But I see the exact opposite among the young people around me.
They are not as worried as us about the things the government does today.
The research also confirms my observations.
As the age decreases, the percentage of those optimistic about the future increases.
Who is more optimistic?
While 62 percent of the youth between the ages 18-24 say their life standards will be better after 20 years. This figure decreases to 44 percent in the group above the age of 55.
If young people are optimistic, then why do they not vote for the ruling Justice and Development Party (AKP)?
Why is the percentage of the AKP votes low among “the young people who voted for the first time in their lives” if these young people, who have almost spent all their lives under the AKP, are optimistic about the future?
In my opinion, there is nothing surprising about this. The optimism already originates from here.
Young people are not pleased with the AKP, but they also believe they can deal with it in some way.
In other words, they believe that the AKP has no place in the future of Turkey with its mindset of today.
So, if this is the case, what should the future slogan of a company be?
Vodafone has decided that the most productive investment concerning the future would be “optimism.”
The slogan they found is, “The future is exciting. Ready?” Here, the word “ready” is an invitation. It says “come and join us.”
It looks like a very simple slogan but if you give it some thought, you will see the excitement it creates for all of us.

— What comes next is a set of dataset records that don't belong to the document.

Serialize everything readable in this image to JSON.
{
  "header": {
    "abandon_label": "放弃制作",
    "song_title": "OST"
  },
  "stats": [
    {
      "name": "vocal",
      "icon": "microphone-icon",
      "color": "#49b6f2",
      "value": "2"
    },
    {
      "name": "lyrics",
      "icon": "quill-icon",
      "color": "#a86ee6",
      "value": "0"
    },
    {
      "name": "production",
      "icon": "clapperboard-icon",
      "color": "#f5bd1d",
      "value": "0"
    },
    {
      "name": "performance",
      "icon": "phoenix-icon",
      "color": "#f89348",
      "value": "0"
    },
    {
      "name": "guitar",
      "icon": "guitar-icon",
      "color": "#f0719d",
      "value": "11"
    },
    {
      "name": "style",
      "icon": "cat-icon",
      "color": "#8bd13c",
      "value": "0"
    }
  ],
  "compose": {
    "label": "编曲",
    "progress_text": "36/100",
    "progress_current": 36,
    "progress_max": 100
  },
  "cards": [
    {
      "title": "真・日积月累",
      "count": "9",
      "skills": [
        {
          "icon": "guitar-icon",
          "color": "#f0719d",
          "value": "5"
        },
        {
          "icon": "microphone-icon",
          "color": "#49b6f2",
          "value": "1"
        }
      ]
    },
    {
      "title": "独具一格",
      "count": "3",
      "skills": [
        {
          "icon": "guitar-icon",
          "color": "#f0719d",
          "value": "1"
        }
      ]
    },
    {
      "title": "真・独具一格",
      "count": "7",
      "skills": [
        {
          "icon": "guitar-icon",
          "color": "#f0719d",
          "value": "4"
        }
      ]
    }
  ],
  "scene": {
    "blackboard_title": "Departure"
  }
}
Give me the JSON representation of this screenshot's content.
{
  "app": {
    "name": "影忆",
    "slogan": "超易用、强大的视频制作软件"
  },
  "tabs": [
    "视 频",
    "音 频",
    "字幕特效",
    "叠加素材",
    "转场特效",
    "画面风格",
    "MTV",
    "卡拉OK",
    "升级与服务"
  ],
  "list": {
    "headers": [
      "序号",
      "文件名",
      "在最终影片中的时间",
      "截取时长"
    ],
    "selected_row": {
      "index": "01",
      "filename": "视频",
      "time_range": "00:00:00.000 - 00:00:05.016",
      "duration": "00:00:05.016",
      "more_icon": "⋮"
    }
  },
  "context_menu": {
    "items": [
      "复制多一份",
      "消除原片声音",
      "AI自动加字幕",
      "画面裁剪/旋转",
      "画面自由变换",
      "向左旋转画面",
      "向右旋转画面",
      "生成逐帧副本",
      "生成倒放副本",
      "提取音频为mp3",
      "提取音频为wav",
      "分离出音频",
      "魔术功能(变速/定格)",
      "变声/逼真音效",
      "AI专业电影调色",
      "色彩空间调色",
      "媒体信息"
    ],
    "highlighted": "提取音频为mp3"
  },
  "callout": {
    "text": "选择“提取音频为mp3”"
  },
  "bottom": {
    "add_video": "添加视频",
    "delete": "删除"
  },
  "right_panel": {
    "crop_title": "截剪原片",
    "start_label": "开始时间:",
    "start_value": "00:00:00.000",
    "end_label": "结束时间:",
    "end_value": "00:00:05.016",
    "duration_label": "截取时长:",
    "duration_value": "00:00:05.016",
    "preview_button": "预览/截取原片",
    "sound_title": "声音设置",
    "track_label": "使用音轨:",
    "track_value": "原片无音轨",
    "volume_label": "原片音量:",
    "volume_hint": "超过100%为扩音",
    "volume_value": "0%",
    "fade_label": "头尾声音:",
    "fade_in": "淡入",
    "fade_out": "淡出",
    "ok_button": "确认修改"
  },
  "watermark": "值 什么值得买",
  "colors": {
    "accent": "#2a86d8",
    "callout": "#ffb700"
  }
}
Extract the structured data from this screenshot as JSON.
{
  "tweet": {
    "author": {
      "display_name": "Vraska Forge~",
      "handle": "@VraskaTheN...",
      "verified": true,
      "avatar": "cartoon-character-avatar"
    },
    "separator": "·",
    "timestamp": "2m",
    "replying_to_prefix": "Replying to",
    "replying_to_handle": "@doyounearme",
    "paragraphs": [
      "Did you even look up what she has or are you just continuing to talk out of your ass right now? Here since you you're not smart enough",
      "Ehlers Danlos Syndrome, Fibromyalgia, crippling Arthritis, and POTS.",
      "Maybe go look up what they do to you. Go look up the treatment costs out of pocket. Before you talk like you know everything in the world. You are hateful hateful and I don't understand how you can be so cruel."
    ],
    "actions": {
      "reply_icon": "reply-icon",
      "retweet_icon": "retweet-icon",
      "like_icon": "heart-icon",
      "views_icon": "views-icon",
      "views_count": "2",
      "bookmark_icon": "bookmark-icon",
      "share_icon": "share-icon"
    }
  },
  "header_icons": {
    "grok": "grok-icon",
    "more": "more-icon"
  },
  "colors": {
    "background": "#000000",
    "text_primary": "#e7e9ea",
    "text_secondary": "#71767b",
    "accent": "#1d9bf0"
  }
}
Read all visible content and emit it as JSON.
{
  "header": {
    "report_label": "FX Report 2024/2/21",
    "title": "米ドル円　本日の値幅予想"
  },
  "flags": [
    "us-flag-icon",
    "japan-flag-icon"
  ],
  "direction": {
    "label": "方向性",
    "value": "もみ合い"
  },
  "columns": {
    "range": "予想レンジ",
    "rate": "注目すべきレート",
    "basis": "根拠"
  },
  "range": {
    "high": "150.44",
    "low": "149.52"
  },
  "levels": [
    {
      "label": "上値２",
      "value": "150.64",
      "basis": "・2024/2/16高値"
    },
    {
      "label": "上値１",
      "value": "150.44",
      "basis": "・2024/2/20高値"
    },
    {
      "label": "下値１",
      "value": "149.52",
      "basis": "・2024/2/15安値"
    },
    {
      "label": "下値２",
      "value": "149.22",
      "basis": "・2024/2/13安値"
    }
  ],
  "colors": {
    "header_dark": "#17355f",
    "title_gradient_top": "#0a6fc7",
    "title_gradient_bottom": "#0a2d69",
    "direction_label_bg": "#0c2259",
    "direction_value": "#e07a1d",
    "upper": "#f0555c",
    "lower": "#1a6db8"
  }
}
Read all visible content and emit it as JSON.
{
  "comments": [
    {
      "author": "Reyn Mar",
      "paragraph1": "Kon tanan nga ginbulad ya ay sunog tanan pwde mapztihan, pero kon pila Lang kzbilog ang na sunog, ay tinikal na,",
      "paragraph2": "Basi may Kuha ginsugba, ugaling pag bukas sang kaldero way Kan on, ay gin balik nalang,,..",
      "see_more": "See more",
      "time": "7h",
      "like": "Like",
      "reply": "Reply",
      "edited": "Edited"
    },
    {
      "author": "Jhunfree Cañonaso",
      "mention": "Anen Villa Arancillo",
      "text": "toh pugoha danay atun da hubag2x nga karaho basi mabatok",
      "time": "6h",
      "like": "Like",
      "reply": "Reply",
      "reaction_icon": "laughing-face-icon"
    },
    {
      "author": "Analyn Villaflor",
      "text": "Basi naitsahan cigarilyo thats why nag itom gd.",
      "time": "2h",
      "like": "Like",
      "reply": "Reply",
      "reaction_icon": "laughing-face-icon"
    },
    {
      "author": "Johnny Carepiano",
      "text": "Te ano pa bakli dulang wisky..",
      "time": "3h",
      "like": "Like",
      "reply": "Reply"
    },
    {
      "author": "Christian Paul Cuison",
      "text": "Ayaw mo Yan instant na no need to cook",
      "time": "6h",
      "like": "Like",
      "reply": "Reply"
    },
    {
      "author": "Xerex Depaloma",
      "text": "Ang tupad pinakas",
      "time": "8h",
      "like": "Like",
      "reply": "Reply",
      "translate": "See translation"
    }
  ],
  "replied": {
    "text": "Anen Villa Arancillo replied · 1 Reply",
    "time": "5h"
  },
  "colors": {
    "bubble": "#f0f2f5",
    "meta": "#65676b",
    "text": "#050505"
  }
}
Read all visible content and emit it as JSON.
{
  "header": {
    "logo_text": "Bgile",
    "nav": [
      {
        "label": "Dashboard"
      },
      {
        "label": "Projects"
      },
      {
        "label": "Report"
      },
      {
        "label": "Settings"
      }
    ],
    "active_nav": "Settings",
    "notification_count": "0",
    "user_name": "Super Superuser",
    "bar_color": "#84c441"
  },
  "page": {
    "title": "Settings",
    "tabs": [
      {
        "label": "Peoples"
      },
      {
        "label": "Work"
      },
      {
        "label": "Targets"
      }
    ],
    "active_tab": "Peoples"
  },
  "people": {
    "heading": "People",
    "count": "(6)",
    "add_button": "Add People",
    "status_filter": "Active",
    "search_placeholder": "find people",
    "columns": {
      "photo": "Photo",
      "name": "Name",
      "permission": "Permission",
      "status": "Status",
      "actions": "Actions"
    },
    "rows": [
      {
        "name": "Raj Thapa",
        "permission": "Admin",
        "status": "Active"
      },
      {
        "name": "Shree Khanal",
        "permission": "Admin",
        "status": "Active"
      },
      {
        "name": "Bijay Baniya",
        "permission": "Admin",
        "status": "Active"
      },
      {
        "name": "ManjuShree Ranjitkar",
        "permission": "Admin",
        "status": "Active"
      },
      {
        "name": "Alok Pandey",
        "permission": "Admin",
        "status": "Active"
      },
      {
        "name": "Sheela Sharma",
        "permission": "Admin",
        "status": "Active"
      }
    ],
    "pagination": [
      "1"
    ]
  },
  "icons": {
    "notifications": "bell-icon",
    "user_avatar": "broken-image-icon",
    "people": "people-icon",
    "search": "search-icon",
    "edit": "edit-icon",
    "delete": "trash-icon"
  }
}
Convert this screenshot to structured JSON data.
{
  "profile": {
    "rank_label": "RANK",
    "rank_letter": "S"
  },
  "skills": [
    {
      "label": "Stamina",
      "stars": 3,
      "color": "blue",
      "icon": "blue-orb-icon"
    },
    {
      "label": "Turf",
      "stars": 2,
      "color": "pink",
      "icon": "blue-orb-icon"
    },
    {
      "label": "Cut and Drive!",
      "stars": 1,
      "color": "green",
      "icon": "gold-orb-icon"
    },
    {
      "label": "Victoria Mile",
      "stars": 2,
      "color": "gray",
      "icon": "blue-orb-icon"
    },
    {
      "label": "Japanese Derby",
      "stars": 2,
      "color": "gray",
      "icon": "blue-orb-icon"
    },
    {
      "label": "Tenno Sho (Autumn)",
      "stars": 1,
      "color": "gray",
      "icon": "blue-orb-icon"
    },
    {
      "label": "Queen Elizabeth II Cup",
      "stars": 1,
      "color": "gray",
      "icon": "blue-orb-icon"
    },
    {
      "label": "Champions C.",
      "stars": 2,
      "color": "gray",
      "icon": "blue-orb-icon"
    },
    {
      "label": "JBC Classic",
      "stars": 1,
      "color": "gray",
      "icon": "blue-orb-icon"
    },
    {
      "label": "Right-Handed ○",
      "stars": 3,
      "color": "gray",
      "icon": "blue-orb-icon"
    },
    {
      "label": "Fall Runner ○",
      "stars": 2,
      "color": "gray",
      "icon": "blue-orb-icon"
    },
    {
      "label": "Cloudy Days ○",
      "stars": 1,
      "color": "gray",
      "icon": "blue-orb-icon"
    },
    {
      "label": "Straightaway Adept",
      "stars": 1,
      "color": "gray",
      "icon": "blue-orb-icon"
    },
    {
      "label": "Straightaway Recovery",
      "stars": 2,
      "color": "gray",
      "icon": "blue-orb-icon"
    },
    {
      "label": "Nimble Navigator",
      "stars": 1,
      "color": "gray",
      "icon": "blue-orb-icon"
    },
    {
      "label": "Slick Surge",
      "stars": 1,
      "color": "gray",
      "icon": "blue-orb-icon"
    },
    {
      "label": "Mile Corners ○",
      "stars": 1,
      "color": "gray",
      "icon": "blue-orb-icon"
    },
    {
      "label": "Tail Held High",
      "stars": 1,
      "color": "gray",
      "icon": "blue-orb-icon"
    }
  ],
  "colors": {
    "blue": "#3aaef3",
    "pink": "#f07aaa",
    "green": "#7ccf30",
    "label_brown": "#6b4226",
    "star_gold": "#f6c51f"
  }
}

This is what Turkey needs the most during these days.
We must make this excitement contagious, in other words, “viral.”